■ Work to complete
The word "state" marks the lines to keep; find each one in the data and copy it.

■ Records provided
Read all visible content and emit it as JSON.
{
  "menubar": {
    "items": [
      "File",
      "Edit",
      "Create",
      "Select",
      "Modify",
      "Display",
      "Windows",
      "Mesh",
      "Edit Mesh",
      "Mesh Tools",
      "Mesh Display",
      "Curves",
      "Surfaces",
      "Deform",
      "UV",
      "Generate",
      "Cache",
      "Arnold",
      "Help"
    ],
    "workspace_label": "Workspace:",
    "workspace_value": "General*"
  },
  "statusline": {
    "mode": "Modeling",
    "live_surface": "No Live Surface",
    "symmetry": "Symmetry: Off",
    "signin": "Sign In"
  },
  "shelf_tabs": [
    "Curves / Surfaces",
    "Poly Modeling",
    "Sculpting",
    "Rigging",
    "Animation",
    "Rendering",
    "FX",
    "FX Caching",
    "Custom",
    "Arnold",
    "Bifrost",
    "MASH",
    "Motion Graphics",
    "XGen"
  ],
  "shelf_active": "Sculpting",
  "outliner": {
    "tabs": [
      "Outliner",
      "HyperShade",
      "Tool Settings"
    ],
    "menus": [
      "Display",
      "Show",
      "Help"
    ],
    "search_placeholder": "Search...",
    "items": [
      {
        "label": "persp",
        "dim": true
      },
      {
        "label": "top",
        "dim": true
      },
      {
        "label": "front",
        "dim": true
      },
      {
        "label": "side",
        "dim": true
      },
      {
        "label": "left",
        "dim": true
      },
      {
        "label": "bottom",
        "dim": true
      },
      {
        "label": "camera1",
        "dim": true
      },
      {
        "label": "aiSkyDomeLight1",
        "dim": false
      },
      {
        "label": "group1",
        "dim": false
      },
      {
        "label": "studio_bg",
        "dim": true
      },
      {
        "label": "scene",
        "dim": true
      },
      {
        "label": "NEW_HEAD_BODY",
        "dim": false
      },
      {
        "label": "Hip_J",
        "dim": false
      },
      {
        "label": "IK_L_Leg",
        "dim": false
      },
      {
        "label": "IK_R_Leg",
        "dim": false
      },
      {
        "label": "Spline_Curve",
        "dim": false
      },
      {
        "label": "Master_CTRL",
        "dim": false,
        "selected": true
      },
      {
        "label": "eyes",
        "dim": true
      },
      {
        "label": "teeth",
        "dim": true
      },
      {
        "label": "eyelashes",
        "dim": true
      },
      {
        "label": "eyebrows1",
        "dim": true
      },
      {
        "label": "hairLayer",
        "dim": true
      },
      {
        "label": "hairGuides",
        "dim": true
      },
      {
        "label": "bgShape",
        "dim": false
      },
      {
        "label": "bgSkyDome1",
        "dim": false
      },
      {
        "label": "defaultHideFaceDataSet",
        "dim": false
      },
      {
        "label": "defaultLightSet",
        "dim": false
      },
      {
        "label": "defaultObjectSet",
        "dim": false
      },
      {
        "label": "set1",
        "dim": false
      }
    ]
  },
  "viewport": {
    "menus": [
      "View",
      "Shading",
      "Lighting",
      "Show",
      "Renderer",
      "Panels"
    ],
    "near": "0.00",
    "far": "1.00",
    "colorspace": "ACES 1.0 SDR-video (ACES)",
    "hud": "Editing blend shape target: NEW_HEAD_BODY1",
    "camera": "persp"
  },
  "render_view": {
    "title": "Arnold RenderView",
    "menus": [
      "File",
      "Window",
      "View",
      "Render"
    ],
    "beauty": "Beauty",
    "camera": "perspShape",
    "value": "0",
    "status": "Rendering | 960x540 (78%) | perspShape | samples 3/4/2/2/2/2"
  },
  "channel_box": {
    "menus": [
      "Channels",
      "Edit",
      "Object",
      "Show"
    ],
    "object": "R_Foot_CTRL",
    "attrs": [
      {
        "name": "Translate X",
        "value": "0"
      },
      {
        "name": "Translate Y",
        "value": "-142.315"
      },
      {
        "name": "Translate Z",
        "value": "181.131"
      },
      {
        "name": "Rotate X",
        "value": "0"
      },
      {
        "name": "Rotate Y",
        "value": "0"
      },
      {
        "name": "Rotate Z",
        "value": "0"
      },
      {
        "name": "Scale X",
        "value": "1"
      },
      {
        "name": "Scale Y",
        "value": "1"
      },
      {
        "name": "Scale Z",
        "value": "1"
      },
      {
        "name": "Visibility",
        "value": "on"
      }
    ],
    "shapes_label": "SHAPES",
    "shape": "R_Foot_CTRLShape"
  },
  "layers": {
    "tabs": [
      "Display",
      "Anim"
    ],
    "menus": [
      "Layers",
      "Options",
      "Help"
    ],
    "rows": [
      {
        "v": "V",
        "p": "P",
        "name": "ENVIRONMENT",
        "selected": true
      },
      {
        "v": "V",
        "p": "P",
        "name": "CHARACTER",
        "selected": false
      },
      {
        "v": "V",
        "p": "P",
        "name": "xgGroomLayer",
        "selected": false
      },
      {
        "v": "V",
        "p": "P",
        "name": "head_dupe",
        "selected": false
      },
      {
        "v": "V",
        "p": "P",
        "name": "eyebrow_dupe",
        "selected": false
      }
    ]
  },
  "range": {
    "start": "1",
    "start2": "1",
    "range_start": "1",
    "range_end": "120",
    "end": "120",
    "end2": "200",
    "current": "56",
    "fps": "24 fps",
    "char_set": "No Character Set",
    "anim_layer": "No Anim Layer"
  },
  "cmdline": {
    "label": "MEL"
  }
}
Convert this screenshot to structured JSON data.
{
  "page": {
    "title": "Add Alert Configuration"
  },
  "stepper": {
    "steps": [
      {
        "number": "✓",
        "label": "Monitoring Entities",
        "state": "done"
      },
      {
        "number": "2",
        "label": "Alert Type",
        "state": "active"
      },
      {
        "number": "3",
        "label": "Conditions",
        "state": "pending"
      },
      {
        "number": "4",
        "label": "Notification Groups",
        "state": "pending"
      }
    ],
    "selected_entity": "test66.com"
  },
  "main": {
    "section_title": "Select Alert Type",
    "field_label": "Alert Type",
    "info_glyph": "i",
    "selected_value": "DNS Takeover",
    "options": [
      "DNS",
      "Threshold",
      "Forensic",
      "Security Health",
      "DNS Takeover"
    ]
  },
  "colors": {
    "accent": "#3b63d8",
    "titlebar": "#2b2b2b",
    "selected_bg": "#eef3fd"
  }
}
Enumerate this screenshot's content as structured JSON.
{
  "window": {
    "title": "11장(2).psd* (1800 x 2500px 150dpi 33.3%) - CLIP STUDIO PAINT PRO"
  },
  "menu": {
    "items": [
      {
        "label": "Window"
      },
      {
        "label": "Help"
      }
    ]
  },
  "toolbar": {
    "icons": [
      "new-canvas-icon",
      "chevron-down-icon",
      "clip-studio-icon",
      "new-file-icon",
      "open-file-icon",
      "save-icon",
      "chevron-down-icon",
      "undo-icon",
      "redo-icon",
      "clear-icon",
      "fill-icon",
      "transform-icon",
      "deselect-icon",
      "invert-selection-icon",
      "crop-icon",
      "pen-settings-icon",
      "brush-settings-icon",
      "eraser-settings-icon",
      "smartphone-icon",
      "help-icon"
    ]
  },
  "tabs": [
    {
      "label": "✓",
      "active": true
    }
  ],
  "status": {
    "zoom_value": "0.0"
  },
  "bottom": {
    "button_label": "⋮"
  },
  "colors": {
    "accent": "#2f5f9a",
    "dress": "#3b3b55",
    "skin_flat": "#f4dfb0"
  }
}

■ Your response
        "state": "done"
        "state": "active"
        "state": "pending"
        "state": "pending"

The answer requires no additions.